WHAT YOU WILL DO: Output the material exactly, line by line.
━━━ INFORMATION
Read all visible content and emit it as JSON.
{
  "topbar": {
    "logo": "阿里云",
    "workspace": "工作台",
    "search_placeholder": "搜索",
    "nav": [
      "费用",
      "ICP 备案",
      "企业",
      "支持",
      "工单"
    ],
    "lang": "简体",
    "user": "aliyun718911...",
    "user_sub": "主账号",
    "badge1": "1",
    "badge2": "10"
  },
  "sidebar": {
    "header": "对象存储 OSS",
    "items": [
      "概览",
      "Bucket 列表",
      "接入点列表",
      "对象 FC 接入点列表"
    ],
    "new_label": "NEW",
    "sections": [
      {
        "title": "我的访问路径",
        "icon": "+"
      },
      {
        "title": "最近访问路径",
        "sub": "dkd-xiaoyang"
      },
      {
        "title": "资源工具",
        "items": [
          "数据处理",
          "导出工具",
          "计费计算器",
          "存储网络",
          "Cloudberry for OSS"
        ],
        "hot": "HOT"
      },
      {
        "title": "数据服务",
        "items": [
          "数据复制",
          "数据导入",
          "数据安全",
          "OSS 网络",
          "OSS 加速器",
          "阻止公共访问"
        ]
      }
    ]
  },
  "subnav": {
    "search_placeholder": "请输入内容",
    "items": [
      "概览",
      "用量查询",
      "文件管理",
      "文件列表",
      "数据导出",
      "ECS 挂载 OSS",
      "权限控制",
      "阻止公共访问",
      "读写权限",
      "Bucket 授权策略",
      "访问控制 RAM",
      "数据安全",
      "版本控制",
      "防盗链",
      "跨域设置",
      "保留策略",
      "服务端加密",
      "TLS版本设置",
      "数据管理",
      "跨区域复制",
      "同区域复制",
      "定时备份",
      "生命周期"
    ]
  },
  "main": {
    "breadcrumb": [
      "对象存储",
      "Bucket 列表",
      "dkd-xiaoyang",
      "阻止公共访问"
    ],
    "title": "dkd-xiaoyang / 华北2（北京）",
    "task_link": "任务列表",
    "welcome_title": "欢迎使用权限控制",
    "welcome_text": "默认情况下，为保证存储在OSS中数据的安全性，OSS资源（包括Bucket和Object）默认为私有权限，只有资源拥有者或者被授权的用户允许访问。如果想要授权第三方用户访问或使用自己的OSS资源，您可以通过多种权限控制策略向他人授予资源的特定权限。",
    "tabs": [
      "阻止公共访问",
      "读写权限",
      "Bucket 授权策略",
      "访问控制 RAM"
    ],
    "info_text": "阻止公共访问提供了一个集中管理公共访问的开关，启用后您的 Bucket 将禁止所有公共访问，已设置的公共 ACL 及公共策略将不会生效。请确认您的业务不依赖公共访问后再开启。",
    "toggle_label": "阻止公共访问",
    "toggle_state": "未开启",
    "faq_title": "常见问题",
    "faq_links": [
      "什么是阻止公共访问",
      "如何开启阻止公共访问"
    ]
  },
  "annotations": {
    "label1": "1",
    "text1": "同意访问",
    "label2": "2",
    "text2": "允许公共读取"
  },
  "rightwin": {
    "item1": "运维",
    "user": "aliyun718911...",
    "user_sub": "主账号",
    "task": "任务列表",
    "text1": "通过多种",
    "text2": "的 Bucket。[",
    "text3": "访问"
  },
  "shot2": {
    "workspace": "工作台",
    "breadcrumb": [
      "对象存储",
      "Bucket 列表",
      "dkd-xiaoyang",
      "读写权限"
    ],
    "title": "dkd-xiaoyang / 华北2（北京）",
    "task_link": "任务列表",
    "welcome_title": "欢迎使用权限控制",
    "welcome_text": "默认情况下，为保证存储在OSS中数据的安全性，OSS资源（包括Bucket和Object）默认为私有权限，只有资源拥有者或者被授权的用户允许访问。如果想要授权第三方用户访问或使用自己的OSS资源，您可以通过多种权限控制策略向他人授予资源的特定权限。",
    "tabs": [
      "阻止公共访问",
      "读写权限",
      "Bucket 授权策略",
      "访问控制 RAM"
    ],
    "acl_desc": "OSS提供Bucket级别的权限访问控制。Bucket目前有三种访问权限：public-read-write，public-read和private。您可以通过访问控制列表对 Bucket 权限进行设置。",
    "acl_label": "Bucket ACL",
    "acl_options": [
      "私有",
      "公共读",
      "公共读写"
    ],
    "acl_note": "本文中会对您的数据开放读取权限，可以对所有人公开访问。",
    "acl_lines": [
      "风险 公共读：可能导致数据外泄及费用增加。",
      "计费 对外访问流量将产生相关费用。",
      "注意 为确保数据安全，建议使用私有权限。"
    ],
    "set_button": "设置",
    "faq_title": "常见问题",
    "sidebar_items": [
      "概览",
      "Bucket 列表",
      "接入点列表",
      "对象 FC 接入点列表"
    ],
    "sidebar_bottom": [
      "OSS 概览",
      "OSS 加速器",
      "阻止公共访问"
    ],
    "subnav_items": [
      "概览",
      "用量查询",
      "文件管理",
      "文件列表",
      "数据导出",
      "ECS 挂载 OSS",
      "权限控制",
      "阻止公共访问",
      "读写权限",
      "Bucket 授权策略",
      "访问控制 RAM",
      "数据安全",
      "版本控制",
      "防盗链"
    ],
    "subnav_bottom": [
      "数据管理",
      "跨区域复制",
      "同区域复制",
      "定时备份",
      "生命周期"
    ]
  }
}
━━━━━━
TASK RESULT:
Read all visible content and emit it as JSON.
{
  "topbar": {
    "logo": "阿里云",
    "workspace": "工作台",
    "search_placeholder": "搜索",
    "nav": [
      "费用",
      "ICP 备案",
      "企业",
      "支持",
      "工单"
    ],
    "lang": "简体",
    "user": "aliyun718911...",
    "user_sub": "主账号",
    "badge1": "1",
    "badge2": "10"
  },
  "sidebar": {
    "header": "对象存储 OSS",
    "items": [
      "概览",
      "Bucket 列表",
      "接入点列表",
      "对象 FC 接入点列表"
    ],
    "new_label": "NEW",
    "sections": [
      {
        "title": "我的访问路径",
        "icon": "+"
      },
      {
        "title": "最近访问路径",
        "sub": "dkd-xiaoyang"
      },
      {
        "title": "资源工具",
        "items": [
          "数据处理",
          "导出工具",
          "计费计算器",
          "存储网络",
          "Cloudberry for OSS"
        ],
        "hot": "HOT"
      },
      {
        "title": "数据服务",
        "items": [
          "数据复制",
          "数据导入",
          "数据安全",
          "OSS 网络",
          "OSS 加速器",
          "阻止公共访问"
        ]
      }
    ]
  },
  "subnav": {
    "search_placeholder": "请输入内容",
    "items": [
      "概览",
      "用量查询",
      "文件管理",
      "文件列表",
      "数据导出",
      "ECS 挂载 OSS",
      "权限控制",
      "阻止公共访问",
      "读写权限",
      "Bucket 授权策略",
      "访问控制 RAM",
      "数据安全",
      "版本控制",
      "防盗链",
      "跨域设置",
      "保留策略",
      "服务端加密",
      "TLS版本设置",
      "数据管理",
      "跨区域复制",
      "同区域复制",
      "定时备份",
      "生命周期"
    ]
  },
  "main": {
    "breadcrumb": [
      "对象存储",
      "Bucket 列表",
      "dkd-xiaoyang",
      "阻止公共访问"
    ],
    "title": "dkd-xiaoyang / 华北2（北京）",
    "task_link": "任务列表",
    "welcome_title": "欢迎使用权限控制",
    "welcome_text": "默认情况下，为保证存储在OSS中数据的安全性，OSS资源（包括Bucket和Object）默认为私有权限，只有资源拥有者或者被授权的用户允许访问。如果想要授权第三方用户访问或使用自己的OSS资源，您可以通过多种权限控制策略向他人授予资源的特定权限。",
    "tabs": [
      "阻止公共访问",
      "读写权限",
      "Bucket 授权策略",
      "访问控制 RAM"
    ],
    "info_text": "阻止公共访问提供了一个集中管理公共访问的开关，启用后您的 Bucket 将禁止所有公共访问，已设置的公共 ACL 及公共策略将不会生效。请确认您的业务不依赖公共访问后再开启。",
    "toggle_label": "阻止公共访问",
    "toggle_state": "未开启",
    "faq_title": "常见问题",
    "faq_links": [
      "什么是阻止公共访问",
      "如何开启阻止公共访问"
    ]
  },
  "annotations": {
    "label1": "1",
    "text1": "同意访问",
    "label2": "2",
    "text2": "允许公共读取"
  },
  "rightwin": {
    "item1": "运维",
    "user": "aliyun718911...",
    "user_sub": "主账号",
    "task": "任务列表",
    "text1": "通过多种",
    "text2": "的 Bucket。[",
    "text3": "访问"
  },
  "shot2": {
    "workspace": "工作台",
    "breadcrumb": [
      "对象存储",
      "Bucket 列表",
      "dkd-xiaoyang",
      "读写权限"
    ],
    "title": "dkd-xiaoyang / 华北2（北京）",
    "task_link": "任务列表",
    "welcome_title": "欢迎使用权限控制",
    "welcome_text": "默认情况下，为保证存储在OSS中数据的安全性，OSS资源（包括Bucket和Object）默认为私有权限，只有资源拥有者或者被授权的用户允许访问。如果想要授权第三方用户访问或使用自己的OSS资源，您可以通过多种权限控制策略向他人授予资源的特定权限。",
    "tabs": [
      "阻止公共访问",
      "读写权限",
      "Bucket 授权策略",
      "访问控制 RAM"
    ],
    "acl_desc": "OSS提供Bucket级别的权限访问控制。Bucket目前有三种访问权限：public-read-write，public-read和private。您可以通过访问控制列表对 Bucket 权限进行设置。",
    "acl_label": "Bucket ACL",
    "acl_options": [
      "私有",
      "公共读",
      "公共读写"
    ],
    "acl_note": "本文中会对您的数据开放读取权限，可以对所有人公开访问。",
    "acl_lines": [
      "风险 公共读：可能导致数据外泄及费用增加。",
      "计费 对外访问流量将产生相关费用。",
      "注意 为确保数据安全，建议使用私有权限。"
    ],
    "set_button": "设置",
    "faq_title": "常见问题",
    "sidebar_items": [
      "概览",
      "Bucket 列表",
      "接入点列表",
      "对象 FC 接入点列表"
    ],
    "sidebar_bottom": [
      "OSS 概览",
      "OSS 加速器",
      "阻止公共访问"
    ],
    "subnav_items": [
      "概览",
      "用量查询",
      "文件管理",
      "文件列表",
      "数据导出",
      "ECS 挂载 OSS",
      "权限控制",
      "阻止公共访问",
      "读写权限",
      "Bucket 授权策略",
      "访问控制 RAM",
      "数据安全",
      "版本控制",
      "防盗链"
    ],
    "subnav_bottom": [
      "数据管理",
      "跨区域复制",
      "同区域复制",
      "定时备份",
      "生命周期"
    ]
  }
}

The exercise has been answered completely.